Animal Kingdom, the Australian crime export from first time director David Michôd, is a pretty good film that falls short of being great by making one crucial mistake. It’s remarkable how good it is; devastating how much better it should’ve been.
Kingdom tells the story of Joshua “J” Cody (James Frecheville), a teenager who has to move in with his grandmother and uncles after his mother dies. The only problem is that J’s uncles are a band of criminals known as the Cody Boys that are locked in a seemingly unending war with Melbourne’s quick to the trigger law enforcement. J soon finds himself caught up in their world as it spirals into a more and more violent place, all the while he trying to figure out where he stands.
There is much to praise here. Michôd directs with an expert hand for a first timer, choosing to ignore the glitz and glamour that often romanticizes many crime films. Instead, he opts for a gritty, often hand held approach that creates a disarmingly intimate portrait of a family gone wrong. He gives the film a definite texture; a scent. It sweats. You can taste it.
The performances, for the most part, are all brilliantly realized, but the one that sticks out the most is Ben Mendelsohn’s turn as the Cody Brothers leader, Pope. Mendelsohn changes what could’ve been a routine performance as a mastermind type figure and turns it into some more troubling. Pope is short on words, but his eyes are always watching, calculating. There is a brilliant moment where he is watching J and his girlfriend sleep on their couch while the music video for “I’m All Out of Love” plays on their television. The way he regards them is how I imagine a hyena looks when it spots its next meal: savage, scavenging, hungry. It is a performance that elevates the film by making the other performances around him better.

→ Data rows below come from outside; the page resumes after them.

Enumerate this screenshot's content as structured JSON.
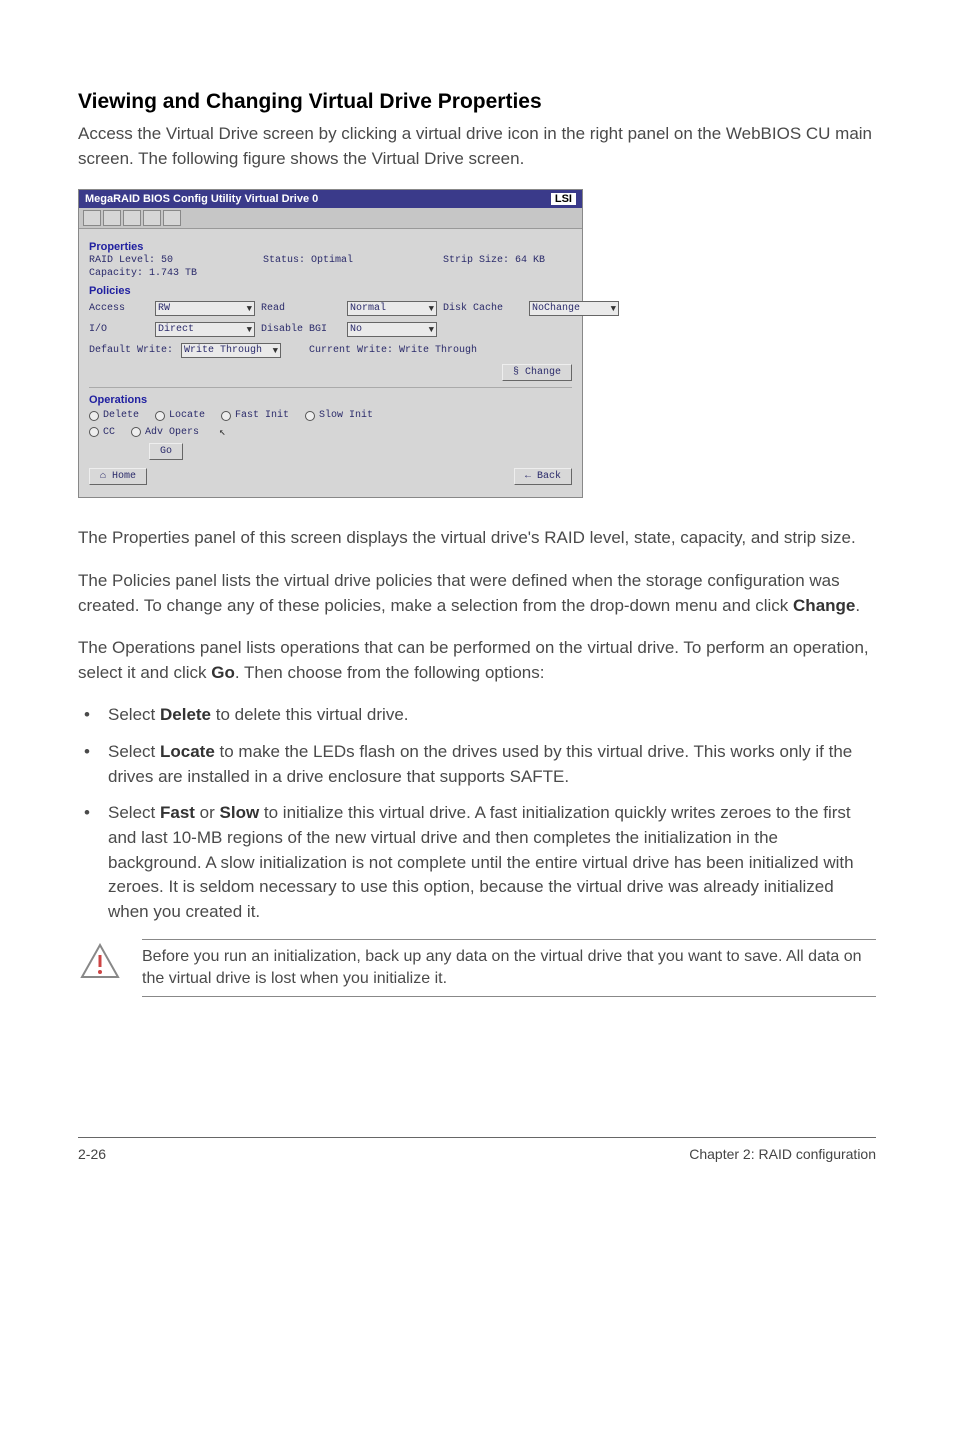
{
  "headings": {
    "main": "Viewing and Changing Virtual Drive Properties"
  },
  "paragraphs": {
    "intro": "Access the Virtual Drive screen by clicking a virtual drive icon in the right panel on the WebBIOS CU main screen. The following figure shows the Virtual Drive screen.",
    "props": "The Properties panel of this screen displays the virtual drive's RAID level, state, capacity, and strip size.",
    "policies_a": "The Policies panel lists the virtual drive policies that were defined when the storage configuration was created. To change any of these policies, make a selection from the drop-down menu and click ",
    "policies_b": "Change",
    "policies_c": ".",
    "ops_a": "The Operations panel lists operations that can be performed on the virtual drive. To perform an operation, select it and click ",
    "ops_b": "Go",
    "ops_c": ". Then choose from the following options:"
  },
  "bullets": {
    "b1_a": "Select ",
    "b1_b": "Delete",
    "b1_c": " to delete this virtual drive.",
    "b2_a": "Select ",
    "b2_b": "Locate",
    "b2_c": " to make the LEDs flash on the drives used by this virtual drive. This works only if the drives are installed in a drive enclosure that supports SAFTE.",
    "b3_a": "Select ",
    "b3_b": "Fast",
    "b3_c": " or ",
    "b3_d": "Slow",
    "b3_e": " to initialize this virtual drive. A fast initialization quickly writes zeroes to the first and last 10-MB regions of the new virtual drive and then completes the initialization in the background. A slow initialization is not complete until the entire virtual drive has been initialized with zeroes. It is seldom necessary to use this option, because the virtual drive was already initialized when you created it."
  },
  "callout": {
    "text": "Before you run an initialization, back up any data on the virtual drive that you want to save. All data on the virtual drive is lost when you initialize it."
  },
  "footer": {
    "left": "2-26",
    "right": "Chapter 2: RAID configuration"
  },
  "screenshot": {
    "title": "MegaRAID BIOS Config Utility Virtual Drive 0",
    "brand": "LSI",
    "panels": {
      "properties": "Properties",
      "policies": "Policies",
      "operations": "Operations"
    },
    "properties": {
      "raid_level": "RAID Level: 50",
      "status": "Status: Optimal",
      "strip": "Strip Size: 64 KB",
      "capacity": "Capacity: 1.743 TB"
    },
    "policies": {
      "access_label": "Access",
      "access_value": "RW",
      "read_label": "Read",
      "read_value": "Normal",
      "disk_cache_label": "Disk Cache",
      "disk_cache_value": "NoChange",
      "io_label": "I/O",
      "io_value": "Direct",
      "disable_bgi_label": "Disable BGI",
      "disable_bgi_value": "No",
      "default_write_label": "Default Write:",
      "default_write_value": "Write Through",
      "current_write": "Current Write: Write Through",
      "change_btn": "Change"
    },
    "operations": {
      "delete": "Delete",
      "locate": "Locate",
      "fast_init": "Fast Init",
      "slow_init": "Slow Init",
      "cc": "CC",
      "adv_opers": "Adv Opers",
      "go_btn": "Go"
    },
    "nav": {
      "home": "Home",
      "back": "Back"
    }
  }
}
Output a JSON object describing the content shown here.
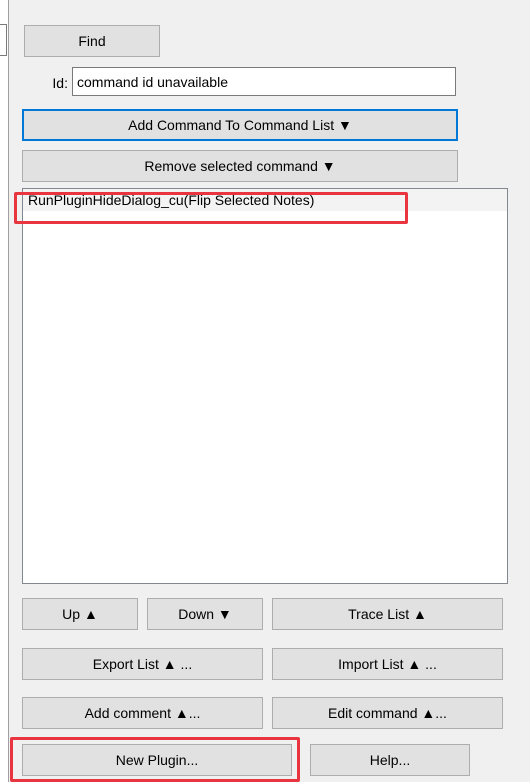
{
  "search": {
    "find_label": "Find"
  },
  "id_field": {
    "label": "Id:",
    "value": "command id unavailable"
  },
  "commands": {
    "add_label": "Add Command To Command List ▼",
    "remove_label": "Remove selected command ▼"
  },
  "command_list": {
    "items": [
      "RunPluginHideDialog_cu(Flip Selected Notes)"
    ]
  },
  "buttons": {
    "up": "Up ▲",
    "down": "Down ▼",
    "trace_list": "Trace List ▲",
    "export_list": "Export List ▲ ...",
    "import_list": "Import List ▲ ...",
    "add_comment": "Add comment ▲...",
    "edit_command": "Edit command ▲...",
    "new_plugin": "New Plugin...",
    "help": "Help..."
  },
  "colors": {
    "panel_bg": "#f0f0f0",
    "button_bg": "#e1e1e1",
    "focus_border": "#0078d7",
    "highlight_red": "#e8353f"
  }
}
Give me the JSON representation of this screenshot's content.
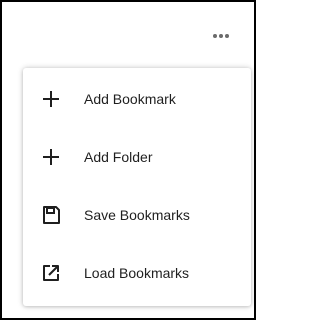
{
  "toolbar": {
    "more_icon": "more-horizontal-icon"
  },
  "menu": {
    "items": [
      {
        "label": "Add Bookmark",
        "icon": "plus-icon"
      },
      {
        "label": "Add Folder",
        "icon": "plus-icon"
      },
      {
        "label": "Save Bookmarks",
        "icon": "save-icon"
      },
      {
        "label": "Load Bookmarks",
        "icon": "open-external-icon"
      }
    ]
  },
  "colors": {
    "frame_border": "#000000",
    "text": "#1f1f1f",
    "icon": "#1f1f1f",
    "dots": "#6b6b6b"
  }
}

For all that Animal Kingdom gets right, it is all the more disappointing that it falls short by never making J, the main character, more compelling. He is always at arms length, hidden behind a blank stare, acting more as a window for the audience to see this world than to actually participate in it. We see J act and occasionally react, but we never really get a sense of what this all means to him. How high are the stakes? Where do his loyalties really lie? It is this crucial flaw that is ultimately the film’s undoing.

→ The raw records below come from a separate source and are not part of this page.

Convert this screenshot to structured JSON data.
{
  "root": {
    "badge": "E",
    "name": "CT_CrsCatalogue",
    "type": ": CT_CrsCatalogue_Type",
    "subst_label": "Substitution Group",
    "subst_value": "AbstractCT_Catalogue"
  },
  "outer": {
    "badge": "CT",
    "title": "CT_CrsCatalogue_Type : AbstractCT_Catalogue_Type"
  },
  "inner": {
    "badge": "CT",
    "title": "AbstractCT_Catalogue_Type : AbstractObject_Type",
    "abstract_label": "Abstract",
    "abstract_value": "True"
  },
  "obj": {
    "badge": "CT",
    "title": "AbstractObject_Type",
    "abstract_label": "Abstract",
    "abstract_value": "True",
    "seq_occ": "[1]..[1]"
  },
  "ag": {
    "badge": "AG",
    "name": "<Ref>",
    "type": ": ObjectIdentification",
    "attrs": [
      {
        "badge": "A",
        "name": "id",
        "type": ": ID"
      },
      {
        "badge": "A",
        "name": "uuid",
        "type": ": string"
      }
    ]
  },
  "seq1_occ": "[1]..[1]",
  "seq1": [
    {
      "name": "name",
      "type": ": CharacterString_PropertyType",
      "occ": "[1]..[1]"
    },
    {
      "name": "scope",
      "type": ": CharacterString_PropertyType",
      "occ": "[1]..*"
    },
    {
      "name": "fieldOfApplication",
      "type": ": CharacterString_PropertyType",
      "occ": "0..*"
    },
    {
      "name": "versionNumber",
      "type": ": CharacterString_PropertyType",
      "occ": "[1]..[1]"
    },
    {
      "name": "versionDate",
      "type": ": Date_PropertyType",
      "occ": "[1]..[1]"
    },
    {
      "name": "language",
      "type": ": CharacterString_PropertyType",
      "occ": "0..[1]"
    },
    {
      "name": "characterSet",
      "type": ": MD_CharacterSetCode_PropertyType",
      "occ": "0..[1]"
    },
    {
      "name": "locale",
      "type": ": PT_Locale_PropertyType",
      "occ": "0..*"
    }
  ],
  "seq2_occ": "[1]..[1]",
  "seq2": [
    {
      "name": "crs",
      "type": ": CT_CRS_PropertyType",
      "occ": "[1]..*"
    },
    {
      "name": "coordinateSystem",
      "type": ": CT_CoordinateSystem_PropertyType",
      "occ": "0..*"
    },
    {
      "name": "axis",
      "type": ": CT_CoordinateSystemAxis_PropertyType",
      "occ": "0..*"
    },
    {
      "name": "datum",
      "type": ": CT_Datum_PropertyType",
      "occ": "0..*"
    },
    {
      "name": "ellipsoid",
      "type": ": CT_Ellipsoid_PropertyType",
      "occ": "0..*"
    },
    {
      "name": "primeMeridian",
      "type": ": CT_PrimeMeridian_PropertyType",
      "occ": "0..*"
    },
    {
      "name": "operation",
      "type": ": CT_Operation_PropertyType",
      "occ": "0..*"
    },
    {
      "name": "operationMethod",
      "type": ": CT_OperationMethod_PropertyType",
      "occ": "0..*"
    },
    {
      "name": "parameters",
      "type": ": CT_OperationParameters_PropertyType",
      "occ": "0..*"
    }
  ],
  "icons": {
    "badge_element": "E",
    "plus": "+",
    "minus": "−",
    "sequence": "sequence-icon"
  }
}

The other pieces are all in place, but there is no central force to make them all move to transform Animal Kingdom into a truly great film. Taken as it is, Michôd’s debut is occasionally fascinating and packed with future promise, but still ultimately unsatisfying. For all the time spent watching these creatures rip and tear into one another, at the films end that you’re reminded that all this time you’ve been at the zoo, viewing from behind the glass. Watching, but never participating.

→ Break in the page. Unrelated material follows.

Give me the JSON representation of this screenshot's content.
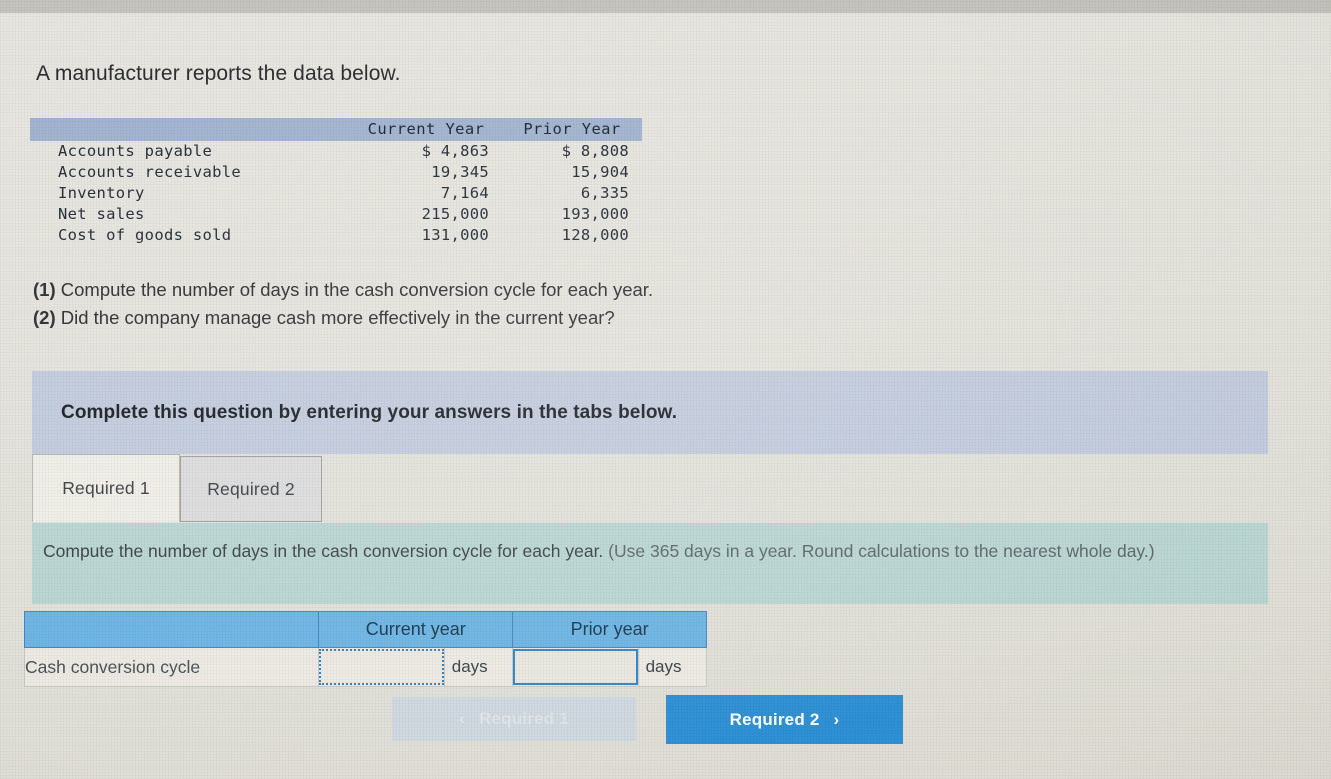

A smart, well paced crime story, Animal Kingdom is worth watching despite its flaws: B